Claims below stated:

“Yet again, the doctor’s solution is to prescribe pharmaceutical drugs which only suppresses the symptoms and not deal with the root cause. Claims below stated “It is now high time to look at a safe natural alternative that works. An alternative that works every time with no negative side effects. It is time to look at what Errol Denton at Live Blood Test Harley Street is doing with his clients and the awesome results he has achieved with treating Crohn’s disease. The healthy side effect to Errol’s natural treatment is no more internal bleeding in 72 hours! Errol Denton has been achieving astonishing health results like these for many years.

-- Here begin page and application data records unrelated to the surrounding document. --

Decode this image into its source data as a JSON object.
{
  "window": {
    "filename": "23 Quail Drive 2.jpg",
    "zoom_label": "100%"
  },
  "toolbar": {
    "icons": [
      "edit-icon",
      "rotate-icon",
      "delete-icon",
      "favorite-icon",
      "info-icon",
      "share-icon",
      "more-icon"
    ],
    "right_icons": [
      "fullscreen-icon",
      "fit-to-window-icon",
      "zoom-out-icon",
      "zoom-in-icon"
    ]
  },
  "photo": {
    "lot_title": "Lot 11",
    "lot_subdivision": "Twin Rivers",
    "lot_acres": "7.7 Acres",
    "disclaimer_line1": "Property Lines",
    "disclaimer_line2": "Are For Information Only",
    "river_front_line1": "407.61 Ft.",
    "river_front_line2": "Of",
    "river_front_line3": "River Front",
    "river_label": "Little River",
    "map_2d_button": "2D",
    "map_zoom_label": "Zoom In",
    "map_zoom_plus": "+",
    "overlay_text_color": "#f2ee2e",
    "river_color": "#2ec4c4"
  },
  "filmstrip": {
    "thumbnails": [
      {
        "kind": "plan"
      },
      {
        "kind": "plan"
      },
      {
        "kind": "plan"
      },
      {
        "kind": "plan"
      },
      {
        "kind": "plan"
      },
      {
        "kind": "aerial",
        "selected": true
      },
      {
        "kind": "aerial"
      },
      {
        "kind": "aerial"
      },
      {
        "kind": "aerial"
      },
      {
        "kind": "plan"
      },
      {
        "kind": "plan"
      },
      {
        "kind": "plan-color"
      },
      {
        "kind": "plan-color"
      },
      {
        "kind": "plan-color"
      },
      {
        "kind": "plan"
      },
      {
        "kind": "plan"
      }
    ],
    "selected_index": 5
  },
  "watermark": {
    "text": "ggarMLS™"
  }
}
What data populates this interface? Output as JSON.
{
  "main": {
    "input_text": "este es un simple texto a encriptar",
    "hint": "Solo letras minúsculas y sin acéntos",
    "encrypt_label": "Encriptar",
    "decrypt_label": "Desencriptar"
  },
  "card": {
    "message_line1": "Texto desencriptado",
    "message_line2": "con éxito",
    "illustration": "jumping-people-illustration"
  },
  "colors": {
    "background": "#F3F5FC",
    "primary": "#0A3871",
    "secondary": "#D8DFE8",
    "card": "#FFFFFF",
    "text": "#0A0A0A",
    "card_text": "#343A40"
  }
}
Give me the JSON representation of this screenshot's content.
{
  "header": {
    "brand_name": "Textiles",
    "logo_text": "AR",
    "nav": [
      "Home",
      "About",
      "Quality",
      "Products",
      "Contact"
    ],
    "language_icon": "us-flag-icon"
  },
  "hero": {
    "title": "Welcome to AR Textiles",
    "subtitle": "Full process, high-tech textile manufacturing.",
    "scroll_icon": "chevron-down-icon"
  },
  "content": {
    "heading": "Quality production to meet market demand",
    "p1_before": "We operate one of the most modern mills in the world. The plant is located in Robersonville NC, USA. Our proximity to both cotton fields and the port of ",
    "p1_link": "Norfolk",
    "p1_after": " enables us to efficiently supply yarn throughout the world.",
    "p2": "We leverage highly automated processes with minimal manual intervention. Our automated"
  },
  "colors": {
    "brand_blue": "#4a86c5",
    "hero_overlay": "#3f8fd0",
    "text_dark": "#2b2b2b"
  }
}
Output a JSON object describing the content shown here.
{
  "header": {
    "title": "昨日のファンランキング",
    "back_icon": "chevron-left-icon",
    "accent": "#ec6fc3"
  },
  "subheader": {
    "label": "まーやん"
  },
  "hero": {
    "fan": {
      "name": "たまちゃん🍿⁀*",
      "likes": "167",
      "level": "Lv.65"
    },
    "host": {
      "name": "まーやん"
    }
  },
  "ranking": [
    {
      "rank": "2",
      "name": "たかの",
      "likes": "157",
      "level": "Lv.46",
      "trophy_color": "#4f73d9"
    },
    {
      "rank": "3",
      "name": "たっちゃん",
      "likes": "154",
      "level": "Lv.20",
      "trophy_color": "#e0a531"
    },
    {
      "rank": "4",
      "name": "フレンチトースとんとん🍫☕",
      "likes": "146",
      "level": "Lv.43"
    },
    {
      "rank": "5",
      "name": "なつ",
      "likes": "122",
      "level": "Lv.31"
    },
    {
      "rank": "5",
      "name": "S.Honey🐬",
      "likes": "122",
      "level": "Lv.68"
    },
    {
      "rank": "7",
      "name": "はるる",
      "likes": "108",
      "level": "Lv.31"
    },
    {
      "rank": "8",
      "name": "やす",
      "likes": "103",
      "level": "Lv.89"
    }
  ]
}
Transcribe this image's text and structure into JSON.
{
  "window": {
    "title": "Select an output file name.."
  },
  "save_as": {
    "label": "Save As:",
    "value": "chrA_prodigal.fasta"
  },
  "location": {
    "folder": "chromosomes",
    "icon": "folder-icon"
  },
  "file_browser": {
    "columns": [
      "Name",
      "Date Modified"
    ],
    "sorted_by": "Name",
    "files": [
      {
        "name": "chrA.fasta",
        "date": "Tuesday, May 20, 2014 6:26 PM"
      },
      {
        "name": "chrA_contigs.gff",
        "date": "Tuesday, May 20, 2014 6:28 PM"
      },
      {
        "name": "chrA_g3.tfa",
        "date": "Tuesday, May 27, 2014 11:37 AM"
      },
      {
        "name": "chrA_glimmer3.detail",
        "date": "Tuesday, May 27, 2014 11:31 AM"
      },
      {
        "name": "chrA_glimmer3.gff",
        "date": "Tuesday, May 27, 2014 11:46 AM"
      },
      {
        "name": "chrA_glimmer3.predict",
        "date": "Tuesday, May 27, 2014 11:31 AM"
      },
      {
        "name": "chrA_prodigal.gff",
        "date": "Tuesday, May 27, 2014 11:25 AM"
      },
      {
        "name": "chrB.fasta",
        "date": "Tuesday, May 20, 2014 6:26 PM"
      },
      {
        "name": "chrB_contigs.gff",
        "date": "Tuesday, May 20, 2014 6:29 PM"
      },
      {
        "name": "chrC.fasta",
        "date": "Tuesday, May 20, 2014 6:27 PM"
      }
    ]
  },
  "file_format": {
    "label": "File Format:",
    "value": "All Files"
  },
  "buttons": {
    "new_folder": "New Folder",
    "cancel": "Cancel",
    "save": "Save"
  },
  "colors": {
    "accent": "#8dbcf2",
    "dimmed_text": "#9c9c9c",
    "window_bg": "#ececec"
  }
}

There are just a few of the thousands of his case studies on his website but they give a clear indication of the resounding success of his natural treatments”.

Claims on a page titled “Errol Denton Quack Doctor Or Super Healer Revolutionary Live Blood Analysis Expert?” stated:

“Errol has treated conditions such as Arthritis, Cancer. Diabetes. Gout etc etc all by using food as a medicine”.

Claims on under the tab “Iridology” stated:

“Iridology is the study of the eyes, particularly the iris. Your eyes serve as ‘windows’ to the state of your heath, with the iris revealing information about your entire body … An iris analysis is a preventative tool offering many benefits, and is of value to adults and children alike. Leaning about and understanding your genetic constitution will help you understand chronic health problems, including allergies, arthritis, diabetes, eczema, high blood pressure, fatigue, hormonal imbalances, and many others”.

Complainants challenged Dentons outrageous lies claims on a number of points:

Specifically whether ad (a) discouraged essential treatment for Crohn’s Disease, Arthritis, Cancer, Diabetes and Gout etc etc. All condition for which medical supervision should be sought.  All these claims were upheld and in now remains for Errol, who isn’t known for doing so, to tell the truth and change his misleading and exaggerated anti-scientific claims.

We are happy to highlight that yet again sanctions have been recommended against Denton, though we doubt they will actually affect his dishonest or delusional business practices. We also doubt he will halt allegations against those who criticise him as being racisits. We hope that eventually someone will be able to properly stop  this medical conman.

Posted in news, opinion, Scepticism | Tagged , , , , , | Leave a comment

Skeptic News: Atheist Group Settles Landmark Discrimination Case with Michigan Country Club

dawkins_0From: CFI

A Michigan country club that cancelled an event by the Center for Inquiry (CFI), allegedly because of the speaker’s and attendees’ atheism, has agreed to a settlement in the case brought against it, marking perhaps the first time federal and state civil rights statutes have been successfully invoked by nonbelievers in a public accommodations lawsuit.

In April of last year, the Center for Inquiry, an organization advocating for science, reason, and secular values, brought suit against the Wyndgate Country Club of Rochester Hills, Michigan for violation of both the federal and state civil rights laws, as well as breach of contract, after it cancelled an October, 2011 CFI-Michigan event featuring famous atheist Richard Dawkins. The club tried to justify breaking its contract by stating that “the owner does not wish to associate with certain individuals and philosophies.” The club’s representative specifically cited a concern over Dawkins’ appearance on The O’Reilly Factor a few days before, in which Dawkins’ atheism was the chief topic.

“We’re very pleased with the outcome of this case, which we regard as an unqualified vindication of the rights of nonbelievers,” said Ronald A. Lindsay, president and CEO of the Center for Inquiry. “We are confident it will send a strong message that as much as this country now rejects discrimination based on race, sexual orientation, and religion, so must we reject just as strongly discrimination against those with no religion.”

As part of this settlement, the Wyndgate has agreed to pay an undisclosed sum to the Center for Inquiry.

Posted in news, opinion, Scepticism | Tagged , , , , , , , | Leave a comment